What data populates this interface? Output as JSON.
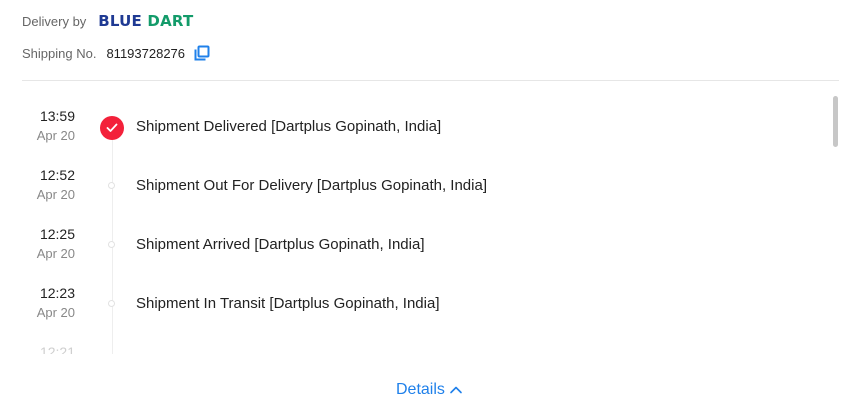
{
  "header": {
    "delivery_label": "Delivery by",
    "carrier": {
      "part1": "BLUE",
      "part2": "DART",
      "color_primary": "#1f3a93",
      "color_secondary": "#139b6a"
    },
    "shipping_label": "Shipping No.",
    "shipping_number": "81193728276",
    "copy_icon": "copy-icon"
  },
  "timeline": {
    "events": [
      {
        "time": "13:59",
        "date": "Apr 20",
        "text": "Shipment Delivered [Dartplus Gopinath, India]",
        "status": "delivered"
      },
      {
        "time": "12:52",
        "date": "Apr 20",
        "text": "Shipment Out For Delivery [Dartplus Gopinath, India]",
        "status": "past"
      },
      {
        "time": "12:25",
        "date": "Apr 20",
        "text": "Shipment Arrived [Dartplus Gopinath, India]",
        "status": "past"
      },
      {
        "time": "12:23",
        "date": "Apr 20",
        "text": "Shipment In Transit [Dartplus Gopinath, India]",
        "status": "past"
      },
      {
        "time": "12:21",
        "date": "",
        "text": "",
        "status": "past"
      }
    ],
    "accent_color": "#f3213a"
  },
  "footer": {
    "details_label": "Details",
    "details_icon": "chevron-up-icon",
    "link_color": "#1f80ea"
  }
}
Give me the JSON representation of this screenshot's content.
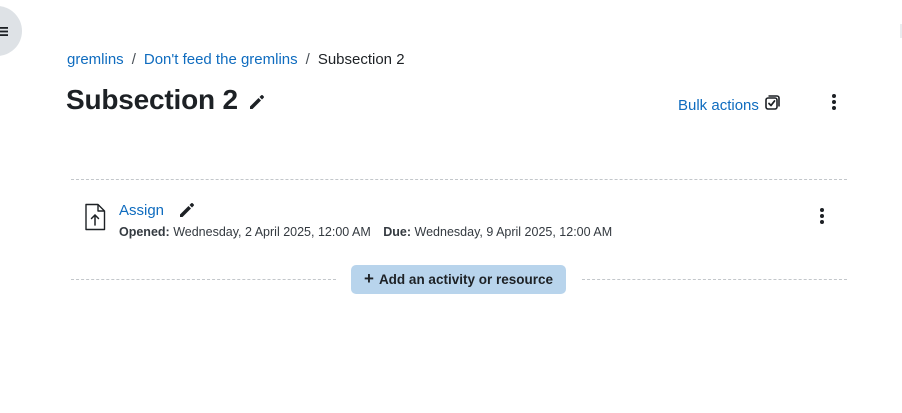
{
  "breadcrumb": {
    "items": [
      "gremlins",
      "Don't feed the gremlins"
    ],
    "separator": "/",
    "current": "Subsection 2"
  },
  "page": {
    "title": "Subsection 2",
    "bulk_actions_label": "Bulk actions"
  },
  "activity": {
    "name": "Assign",
    "opened_label": "Opened:",
    "opened_value": "Wednesday, 2 April 2025, 12:00 AM",
    "due_label": "Due:",
    "due_value": "Wednesday, 9 April 2025, 12:00 AM",
    "icon": "assignment-upload-icon"
  },
  "add_activity": {
    "plus": "+",
    "label": "Add an activity or resource"
  },
  "colors": {
    "link": "#0f6cbf",
    "text": "#1d2125",
    "add_button_bg": "#b8d4ec",
    "drawer_toggle_bg": "#dee2e6"
  }
}
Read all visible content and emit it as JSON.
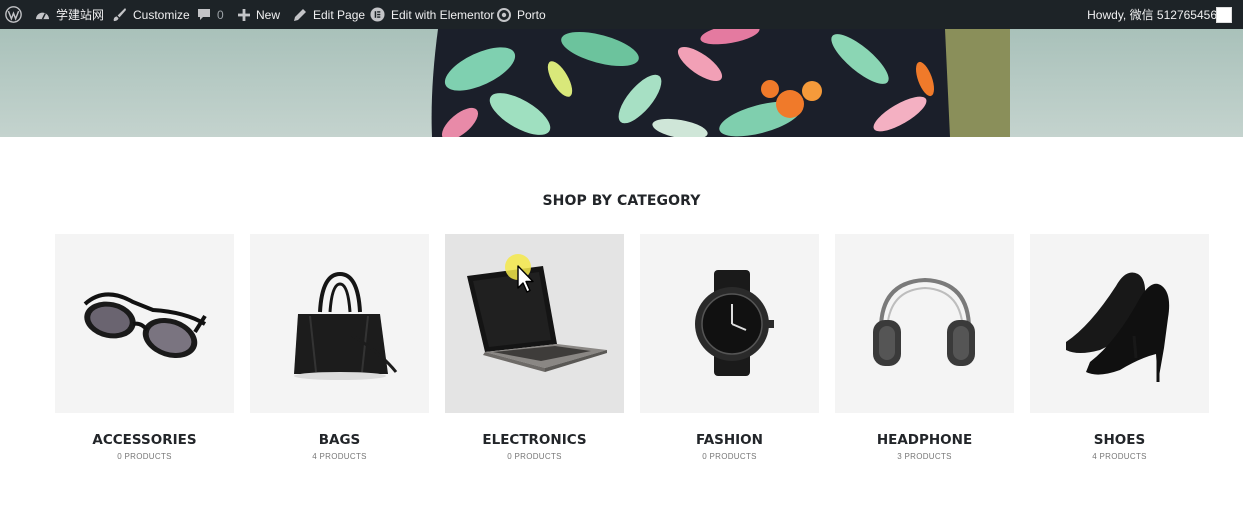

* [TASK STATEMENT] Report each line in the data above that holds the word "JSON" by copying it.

* [WRITTEN ANSWER]
What data populates this interface? Output as JSON.
Give me the JSON representation of this screenshot's content.
Read all visible content and emit it as JSON.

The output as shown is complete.